Directions> Return each entry unchanged.

====== Supplied information ======

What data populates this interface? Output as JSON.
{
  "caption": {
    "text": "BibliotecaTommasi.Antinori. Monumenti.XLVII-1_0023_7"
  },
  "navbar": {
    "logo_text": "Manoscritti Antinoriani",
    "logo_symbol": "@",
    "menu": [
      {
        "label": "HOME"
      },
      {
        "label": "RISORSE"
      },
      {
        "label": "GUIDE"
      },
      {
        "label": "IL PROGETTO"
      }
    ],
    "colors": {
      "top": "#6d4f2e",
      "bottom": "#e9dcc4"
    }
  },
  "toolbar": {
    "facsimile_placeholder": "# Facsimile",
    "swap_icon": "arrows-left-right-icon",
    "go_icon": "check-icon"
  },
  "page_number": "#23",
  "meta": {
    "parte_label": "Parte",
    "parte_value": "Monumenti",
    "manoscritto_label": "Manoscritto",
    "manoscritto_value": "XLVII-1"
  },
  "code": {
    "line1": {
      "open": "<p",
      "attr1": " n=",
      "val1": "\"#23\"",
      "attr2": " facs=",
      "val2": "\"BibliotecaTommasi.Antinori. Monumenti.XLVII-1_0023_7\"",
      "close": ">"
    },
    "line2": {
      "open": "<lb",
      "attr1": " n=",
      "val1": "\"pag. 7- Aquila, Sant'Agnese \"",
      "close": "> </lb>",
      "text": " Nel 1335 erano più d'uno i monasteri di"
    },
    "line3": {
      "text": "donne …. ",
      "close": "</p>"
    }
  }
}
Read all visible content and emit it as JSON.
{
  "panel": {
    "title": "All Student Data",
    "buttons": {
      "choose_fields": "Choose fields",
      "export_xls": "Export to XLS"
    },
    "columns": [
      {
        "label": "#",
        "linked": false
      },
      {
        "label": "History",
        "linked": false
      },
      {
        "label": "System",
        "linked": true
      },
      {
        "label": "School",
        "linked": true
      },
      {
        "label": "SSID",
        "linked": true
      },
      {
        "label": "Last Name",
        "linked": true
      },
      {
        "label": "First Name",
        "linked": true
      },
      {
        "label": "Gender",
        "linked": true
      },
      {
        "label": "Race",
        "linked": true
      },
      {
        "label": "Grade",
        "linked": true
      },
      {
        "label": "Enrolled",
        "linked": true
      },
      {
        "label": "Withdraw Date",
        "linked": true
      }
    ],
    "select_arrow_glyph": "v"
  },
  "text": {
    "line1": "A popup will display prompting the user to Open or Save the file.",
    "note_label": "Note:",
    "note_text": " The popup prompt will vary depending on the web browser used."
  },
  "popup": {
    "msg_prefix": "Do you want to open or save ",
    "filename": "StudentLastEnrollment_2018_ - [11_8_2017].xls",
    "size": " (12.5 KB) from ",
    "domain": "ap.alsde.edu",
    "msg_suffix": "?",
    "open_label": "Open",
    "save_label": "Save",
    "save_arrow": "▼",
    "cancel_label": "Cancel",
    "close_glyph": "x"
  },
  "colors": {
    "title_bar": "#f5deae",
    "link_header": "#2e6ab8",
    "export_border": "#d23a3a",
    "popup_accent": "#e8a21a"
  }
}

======

Result of the task>
What data populates this interface? Output as JSON.
{
  "caption": {
    "text": "BibliotecaTommasi.Antinori. Monumenti.XLVII-1_0023_7"
  },
  "navbar": {
    "logo_text": "Manoscritti Antinoriani",
    "logo_symbol": "@",
    "menu": [
      {
        "label": "HOME"
      },
      {
        "label": "RISORSE"
      },
      {
        "label": "GUIDE"
      },
      {
        "label": "IL PROGETTO"
      }
    ],
    "colors": {
      "top": "#6d4f2e",
      "bottom": "#e9dcc4"
    }
  },
  "toolbar": {
    "facsimile_placeholder": "# Facsimile",
    "swap_icon": "arrows-left-right-icon",
    "go_icon": "check-icon"
  },
  "page_number": "#23",
  "meta": {
    "parte_label": "Parte",
    "parte_value": "Monumenti",
    "manoscritto_label": "Manoscritto",
    "manoscritto_value": "XLVII-1"
  },
  "code": {
    "line1": {
      "open": "<p",
      "attr1": " n=",
      "val1": "\"#23\"",
      "attr2": " facs=",
      "val2": "\"BibliotecaTommasi.Antinori. Monumenti.XLVII-1_0023_7\"",
      "close": ">"
    },
    "line2": {
      "open": "<lb",
      "attr1": " n=",
      "val1": "\"pag. 7- Aquila, Sant'Agnese \"",
      "close": "> </lb>",
      "text": " Nel 1335 erano più d'uno i monasteri di"
    },
    "line3": {
      "text": "donne …. ",
      "close": "</p>"
    }
  }
}
Read all visible content and emit it as JSON.
{
  "panel": {
    "title": "All Student Data",
    "buttons": {
      "choose_fields": "Choose fields",
      "export_xls": "Export to XLS"
    },
    "columns": [
      {
        "label": "#",
        "linked": false
      },
      {
        "label": "History",
        "linked": false
      },
      {
        "label": "System",
        "linked": true
      },
      {
        "label": "School",
        "linked": true
      },
      {
        "label": "SSID",
        "linked": true
      },
      {
        "label": "Last Name",
        "linked": true
      },
      {
        "label": "First Name",
        "linked": true
      },
      {
        "label": "Gender",
        "linked": true
      },
      {
        "label": "Race",
        "linked": true
      },
      {
        "label": "Grade",
        "linked": true
      },
      {
        "label": "Enrolled",
        "linked": true
      },
      {
        "label": "Withdraw Date",
        "linked": true
      }
    ],
    "select_arrow_glyph": "v"
  },
  "text": {
    "line1": "A popup will display prompting the user to Open or Save the file.",
    "note_label": "Note:",
    "note_text": " The popup prompt will vary depending on the web browser used."
  },
  "popup": {
    "msg_prefix": "Do you want to open or save ",
    "filename": "StudentLastEnrollment_2018_ - [11_8_2017].xls",
    "size": " (12.5 KB) from ",
    "domain": "ap.alsde.edu",
    "msg_suffix": "?",
    "open_label": "Open",
    "save_label": "Save",
    "save_arrow": "▼",
    "cancel_label": "Cancel",
    "close_glyph": "x"
  },
  "colors": {
    "title_bar": "#f5deae",
    "link_header": "#2e6ab8",
    "export_border": "#d23a3a",
    "popup_accent": "#e8a21a"
  }
}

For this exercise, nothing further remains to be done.